THE INSURERS OF THE BOUNTY NOW SAY THE SHIP WAS INEXCUSIBLY UNSEAWORTHY AND NOW WANT THEIR $5 MILLION SETTLEMENT BACK
The ship from 1962 Oscar winner "Mutiny on the Bounty" sank during Hurricane Sandy because it was unseaworthy, an insurance company that paid out $5.1 million says in Federal Court.
Acadia Insurance Co. describes the HMS Bounty as a 52-year-old enlarged replica of the 1787 Royal Navy sailing vessel of the same name.
The three-masted wooden ship sank off the coast of North Carolina during Hurricane Sandy on Oct. 29, 2012, while headed to St. Petersburg, Fla., according to the complaint.
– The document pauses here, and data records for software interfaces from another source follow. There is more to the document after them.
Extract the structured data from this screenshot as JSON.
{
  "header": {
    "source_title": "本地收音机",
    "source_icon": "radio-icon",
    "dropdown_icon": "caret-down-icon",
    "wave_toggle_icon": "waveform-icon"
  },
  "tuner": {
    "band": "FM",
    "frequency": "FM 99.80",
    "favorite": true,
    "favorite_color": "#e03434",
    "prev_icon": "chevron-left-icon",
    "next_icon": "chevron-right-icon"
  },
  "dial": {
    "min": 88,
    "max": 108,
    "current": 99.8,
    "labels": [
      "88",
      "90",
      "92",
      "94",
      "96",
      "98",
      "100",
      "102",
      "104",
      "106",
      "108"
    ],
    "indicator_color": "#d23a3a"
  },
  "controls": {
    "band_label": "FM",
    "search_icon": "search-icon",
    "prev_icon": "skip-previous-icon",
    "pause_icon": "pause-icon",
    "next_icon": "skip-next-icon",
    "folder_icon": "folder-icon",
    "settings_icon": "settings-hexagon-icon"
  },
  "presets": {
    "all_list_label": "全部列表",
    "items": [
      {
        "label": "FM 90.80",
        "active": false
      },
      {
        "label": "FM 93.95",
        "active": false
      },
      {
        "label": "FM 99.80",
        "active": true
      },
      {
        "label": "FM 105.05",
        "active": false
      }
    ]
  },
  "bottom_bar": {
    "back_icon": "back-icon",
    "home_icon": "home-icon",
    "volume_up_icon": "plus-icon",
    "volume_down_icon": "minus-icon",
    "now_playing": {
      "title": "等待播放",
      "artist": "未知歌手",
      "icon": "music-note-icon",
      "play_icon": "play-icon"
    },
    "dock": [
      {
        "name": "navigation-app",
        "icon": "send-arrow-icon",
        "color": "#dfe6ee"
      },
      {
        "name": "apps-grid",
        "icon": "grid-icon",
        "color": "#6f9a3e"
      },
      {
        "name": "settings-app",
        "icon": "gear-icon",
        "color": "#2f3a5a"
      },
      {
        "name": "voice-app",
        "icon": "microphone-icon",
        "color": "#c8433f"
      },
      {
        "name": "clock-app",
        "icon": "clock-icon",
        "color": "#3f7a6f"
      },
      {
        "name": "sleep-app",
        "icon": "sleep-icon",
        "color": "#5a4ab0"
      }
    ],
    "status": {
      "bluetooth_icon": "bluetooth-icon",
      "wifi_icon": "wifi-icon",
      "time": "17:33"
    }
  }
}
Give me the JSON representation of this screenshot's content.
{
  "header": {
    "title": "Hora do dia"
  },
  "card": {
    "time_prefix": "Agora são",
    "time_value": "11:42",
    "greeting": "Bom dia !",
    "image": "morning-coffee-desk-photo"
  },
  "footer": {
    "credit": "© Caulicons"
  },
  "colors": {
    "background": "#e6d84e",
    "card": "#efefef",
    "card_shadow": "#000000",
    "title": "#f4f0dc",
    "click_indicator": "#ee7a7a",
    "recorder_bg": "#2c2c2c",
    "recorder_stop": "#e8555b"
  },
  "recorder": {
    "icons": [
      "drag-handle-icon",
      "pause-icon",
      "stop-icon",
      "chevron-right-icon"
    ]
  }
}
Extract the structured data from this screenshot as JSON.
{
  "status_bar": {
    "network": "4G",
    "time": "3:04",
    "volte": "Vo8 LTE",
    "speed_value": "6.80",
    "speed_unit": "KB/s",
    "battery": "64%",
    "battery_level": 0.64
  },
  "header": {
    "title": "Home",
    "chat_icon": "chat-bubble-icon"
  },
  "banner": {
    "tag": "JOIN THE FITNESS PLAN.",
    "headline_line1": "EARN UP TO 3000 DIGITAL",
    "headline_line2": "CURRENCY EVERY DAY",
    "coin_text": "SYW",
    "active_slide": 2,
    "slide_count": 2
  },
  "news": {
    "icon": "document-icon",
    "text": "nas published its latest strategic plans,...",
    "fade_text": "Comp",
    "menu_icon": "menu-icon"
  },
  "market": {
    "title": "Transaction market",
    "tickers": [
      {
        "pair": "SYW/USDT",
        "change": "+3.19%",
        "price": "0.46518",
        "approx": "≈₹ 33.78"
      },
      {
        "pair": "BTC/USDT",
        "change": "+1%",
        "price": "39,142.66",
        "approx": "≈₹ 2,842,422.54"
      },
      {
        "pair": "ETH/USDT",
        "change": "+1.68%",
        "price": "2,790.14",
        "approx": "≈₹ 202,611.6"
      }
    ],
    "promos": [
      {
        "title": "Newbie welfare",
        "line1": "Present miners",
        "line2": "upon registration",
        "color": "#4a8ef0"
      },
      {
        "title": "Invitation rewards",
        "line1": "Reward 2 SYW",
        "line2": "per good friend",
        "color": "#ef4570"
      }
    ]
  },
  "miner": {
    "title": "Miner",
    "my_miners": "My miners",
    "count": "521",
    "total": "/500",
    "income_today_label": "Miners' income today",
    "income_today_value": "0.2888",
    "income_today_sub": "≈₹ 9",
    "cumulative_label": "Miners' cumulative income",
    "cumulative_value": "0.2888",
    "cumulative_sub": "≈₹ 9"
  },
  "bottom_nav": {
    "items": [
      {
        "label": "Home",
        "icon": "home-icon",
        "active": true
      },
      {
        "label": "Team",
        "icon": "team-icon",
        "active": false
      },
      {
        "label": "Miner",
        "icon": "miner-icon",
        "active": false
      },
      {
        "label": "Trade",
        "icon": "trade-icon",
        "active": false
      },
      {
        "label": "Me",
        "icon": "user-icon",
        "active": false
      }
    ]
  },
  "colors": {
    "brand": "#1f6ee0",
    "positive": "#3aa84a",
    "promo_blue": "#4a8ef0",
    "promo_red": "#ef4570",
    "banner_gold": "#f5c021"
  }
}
Two crew members died and others were injured, Acadia says. Alleging bad faith and breach of warranty in a federal complaint filed Thursday, Acadia says the ship's owner, HMS Bounty Organization, lied about the vessel's seaworthiness, thus nullifying its insurance policy." READ THE FULL STORY AT : COURTHOUSE NEWS SERVICE
The events in Capt. Bligh's own words